Saturday, July 29, 2017
The Hive at Kew
Dave and I got motivated yesterday and went to Kew Gardens, partly to see an exhibit called "The Hive." It's an art installation based on a beehive, with thousands of LED lights that flicker and represent the bees communicating with each other. (The Hive is somehow linked to one of Kew's actual hives, apparently.) It's surrounded by a meadow of bee-friendly flowers (now mostly past their peak) and it's supposed to get us thinking about how to protect pollinators and our own food supply.
You can step inside The Hive on two levels. From the upper level, the top looks like this.

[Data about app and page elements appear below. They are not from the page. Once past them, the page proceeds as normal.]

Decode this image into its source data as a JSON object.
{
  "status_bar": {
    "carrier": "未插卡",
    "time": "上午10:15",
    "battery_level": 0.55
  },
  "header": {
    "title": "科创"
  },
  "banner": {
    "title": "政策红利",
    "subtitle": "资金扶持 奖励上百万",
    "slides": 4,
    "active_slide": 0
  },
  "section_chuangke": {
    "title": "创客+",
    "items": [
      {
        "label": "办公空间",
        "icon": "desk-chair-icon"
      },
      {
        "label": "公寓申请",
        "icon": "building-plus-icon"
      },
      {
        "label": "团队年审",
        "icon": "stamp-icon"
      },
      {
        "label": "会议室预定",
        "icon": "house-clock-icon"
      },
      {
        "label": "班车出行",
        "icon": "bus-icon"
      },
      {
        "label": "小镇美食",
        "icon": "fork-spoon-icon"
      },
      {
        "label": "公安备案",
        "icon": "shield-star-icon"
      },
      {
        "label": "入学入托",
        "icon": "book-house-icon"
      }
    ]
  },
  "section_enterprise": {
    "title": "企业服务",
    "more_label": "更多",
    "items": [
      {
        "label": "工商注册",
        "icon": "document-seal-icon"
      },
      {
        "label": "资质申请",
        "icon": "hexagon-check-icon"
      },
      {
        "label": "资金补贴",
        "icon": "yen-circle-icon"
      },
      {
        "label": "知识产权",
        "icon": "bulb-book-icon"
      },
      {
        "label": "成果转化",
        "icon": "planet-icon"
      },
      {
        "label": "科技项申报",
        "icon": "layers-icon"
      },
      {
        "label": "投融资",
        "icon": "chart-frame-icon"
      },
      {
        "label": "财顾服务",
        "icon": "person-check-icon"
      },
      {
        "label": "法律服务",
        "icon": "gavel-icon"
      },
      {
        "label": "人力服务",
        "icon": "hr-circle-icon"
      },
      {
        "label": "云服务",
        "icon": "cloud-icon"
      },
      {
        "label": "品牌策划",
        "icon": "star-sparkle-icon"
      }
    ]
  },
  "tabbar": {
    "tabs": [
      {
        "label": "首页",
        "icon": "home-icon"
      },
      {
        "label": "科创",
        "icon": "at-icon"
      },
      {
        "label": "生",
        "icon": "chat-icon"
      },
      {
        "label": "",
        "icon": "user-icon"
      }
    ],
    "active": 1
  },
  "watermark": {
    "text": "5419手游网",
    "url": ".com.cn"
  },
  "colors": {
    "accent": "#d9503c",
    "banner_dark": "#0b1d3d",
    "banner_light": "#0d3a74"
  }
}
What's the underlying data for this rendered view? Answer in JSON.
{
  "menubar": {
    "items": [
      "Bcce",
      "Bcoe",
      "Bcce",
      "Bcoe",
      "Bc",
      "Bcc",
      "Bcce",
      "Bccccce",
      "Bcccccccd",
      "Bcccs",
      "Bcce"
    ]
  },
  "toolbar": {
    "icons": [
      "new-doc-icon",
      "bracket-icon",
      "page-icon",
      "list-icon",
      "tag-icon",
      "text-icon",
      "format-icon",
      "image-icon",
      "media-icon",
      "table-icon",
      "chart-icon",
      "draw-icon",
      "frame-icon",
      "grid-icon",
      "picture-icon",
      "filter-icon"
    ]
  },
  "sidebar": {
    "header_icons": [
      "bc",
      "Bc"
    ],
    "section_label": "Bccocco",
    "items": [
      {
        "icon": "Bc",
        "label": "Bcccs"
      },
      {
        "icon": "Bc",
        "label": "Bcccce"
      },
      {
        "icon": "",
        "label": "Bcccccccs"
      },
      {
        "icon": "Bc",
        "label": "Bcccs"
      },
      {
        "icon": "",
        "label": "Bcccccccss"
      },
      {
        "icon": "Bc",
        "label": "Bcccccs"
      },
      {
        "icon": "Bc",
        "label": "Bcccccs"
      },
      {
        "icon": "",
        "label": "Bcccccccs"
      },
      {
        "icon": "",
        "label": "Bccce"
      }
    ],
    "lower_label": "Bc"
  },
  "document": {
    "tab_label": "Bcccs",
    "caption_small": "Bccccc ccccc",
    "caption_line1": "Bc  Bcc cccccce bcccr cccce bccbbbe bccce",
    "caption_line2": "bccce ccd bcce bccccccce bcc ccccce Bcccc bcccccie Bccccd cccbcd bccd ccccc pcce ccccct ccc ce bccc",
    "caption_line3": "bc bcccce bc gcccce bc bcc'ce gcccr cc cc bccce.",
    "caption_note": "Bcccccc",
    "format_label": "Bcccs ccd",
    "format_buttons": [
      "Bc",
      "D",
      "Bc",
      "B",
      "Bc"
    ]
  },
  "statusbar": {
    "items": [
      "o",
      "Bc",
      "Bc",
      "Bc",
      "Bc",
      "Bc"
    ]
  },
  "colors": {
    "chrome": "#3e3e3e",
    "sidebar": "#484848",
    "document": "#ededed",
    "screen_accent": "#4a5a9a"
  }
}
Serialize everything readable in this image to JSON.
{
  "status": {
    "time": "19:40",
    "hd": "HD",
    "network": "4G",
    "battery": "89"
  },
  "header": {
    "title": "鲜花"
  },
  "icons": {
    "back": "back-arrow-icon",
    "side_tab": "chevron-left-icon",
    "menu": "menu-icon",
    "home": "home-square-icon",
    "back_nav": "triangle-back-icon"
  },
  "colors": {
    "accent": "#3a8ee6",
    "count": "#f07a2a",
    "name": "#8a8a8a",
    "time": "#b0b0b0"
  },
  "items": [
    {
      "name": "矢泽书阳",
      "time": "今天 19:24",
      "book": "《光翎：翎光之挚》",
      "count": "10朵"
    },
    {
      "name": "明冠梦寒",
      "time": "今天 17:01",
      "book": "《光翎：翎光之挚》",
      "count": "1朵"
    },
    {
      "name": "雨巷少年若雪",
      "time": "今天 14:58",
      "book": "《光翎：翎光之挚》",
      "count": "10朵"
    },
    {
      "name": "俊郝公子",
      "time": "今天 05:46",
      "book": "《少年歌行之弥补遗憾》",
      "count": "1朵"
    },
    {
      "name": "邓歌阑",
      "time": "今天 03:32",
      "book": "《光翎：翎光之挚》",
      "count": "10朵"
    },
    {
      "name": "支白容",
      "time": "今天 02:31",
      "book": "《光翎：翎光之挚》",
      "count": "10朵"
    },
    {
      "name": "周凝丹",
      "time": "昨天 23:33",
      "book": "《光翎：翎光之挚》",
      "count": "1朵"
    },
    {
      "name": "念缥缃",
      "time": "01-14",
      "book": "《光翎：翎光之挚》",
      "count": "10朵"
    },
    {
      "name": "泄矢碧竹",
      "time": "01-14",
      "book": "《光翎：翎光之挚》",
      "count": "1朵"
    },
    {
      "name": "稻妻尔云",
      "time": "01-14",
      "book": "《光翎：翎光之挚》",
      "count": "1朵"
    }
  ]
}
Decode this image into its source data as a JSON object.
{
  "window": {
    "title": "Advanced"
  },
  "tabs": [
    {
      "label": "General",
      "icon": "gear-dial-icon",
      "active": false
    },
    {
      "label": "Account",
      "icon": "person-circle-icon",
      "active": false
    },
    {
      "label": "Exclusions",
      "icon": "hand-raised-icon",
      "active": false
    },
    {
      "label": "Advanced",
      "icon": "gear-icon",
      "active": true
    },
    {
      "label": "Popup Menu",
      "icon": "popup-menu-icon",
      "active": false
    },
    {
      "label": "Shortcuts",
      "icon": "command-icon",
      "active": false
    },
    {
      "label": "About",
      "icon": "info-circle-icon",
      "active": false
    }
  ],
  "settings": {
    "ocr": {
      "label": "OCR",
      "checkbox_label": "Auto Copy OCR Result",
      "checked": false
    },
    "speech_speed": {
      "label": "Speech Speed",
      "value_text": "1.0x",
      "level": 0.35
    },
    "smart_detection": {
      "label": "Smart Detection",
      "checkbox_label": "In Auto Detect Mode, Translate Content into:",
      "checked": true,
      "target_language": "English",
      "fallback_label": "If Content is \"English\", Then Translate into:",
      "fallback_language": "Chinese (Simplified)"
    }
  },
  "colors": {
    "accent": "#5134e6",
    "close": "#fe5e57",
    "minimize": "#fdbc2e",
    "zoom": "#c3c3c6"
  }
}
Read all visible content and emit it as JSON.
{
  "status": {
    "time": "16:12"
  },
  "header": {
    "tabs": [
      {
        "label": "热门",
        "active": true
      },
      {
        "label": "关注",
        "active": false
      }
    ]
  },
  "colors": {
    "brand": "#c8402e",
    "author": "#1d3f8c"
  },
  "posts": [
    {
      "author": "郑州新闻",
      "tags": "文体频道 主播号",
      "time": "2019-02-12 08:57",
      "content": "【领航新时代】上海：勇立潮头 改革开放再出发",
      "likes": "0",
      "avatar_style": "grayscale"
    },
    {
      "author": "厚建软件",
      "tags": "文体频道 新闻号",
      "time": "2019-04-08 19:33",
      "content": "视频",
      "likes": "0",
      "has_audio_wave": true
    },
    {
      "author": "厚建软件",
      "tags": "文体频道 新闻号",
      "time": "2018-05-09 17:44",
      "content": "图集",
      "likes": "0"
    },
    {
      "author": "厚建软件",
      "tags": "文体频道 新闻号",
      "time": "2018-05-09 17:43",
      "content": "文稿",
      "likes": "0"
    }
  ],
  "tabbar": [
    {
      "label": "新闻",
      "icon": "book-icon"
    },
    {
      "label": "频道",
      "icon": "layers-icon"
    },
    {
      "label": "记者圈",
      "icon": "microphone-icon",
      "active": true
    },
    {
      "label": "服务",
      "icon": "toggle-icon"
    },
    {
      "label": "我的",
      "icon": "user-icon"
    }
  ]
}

It's a cool construction, and very mathematical with all its geometric metal "cells."
On the way to The Hive we passed this Japanese pagoda tree -- planted in 1760! America was still a British colony, and the French monarchy hadn't yet been guillotined. The folks at Kew call it an "old lion." I like how the trunk has been braced with bricks on the right.
We also visited the palm house and the ridiculously humid waterlily house, where I had to wipe down my lens several times but finally managed to get a decent picture.
I also bought us a membership to Kew, so I hope now we'll go back a bit more frequently.
Before we went to the gardens, Dave and I visited a terrific restaurant in Clapham called The Dairy. We saw it a couple of years ago on one of Mary Berry's cooking shows, where she toured the herb garden on the roof. The food was spectacular. We loved it. And we asked to visit the roof and got a little tour of our own!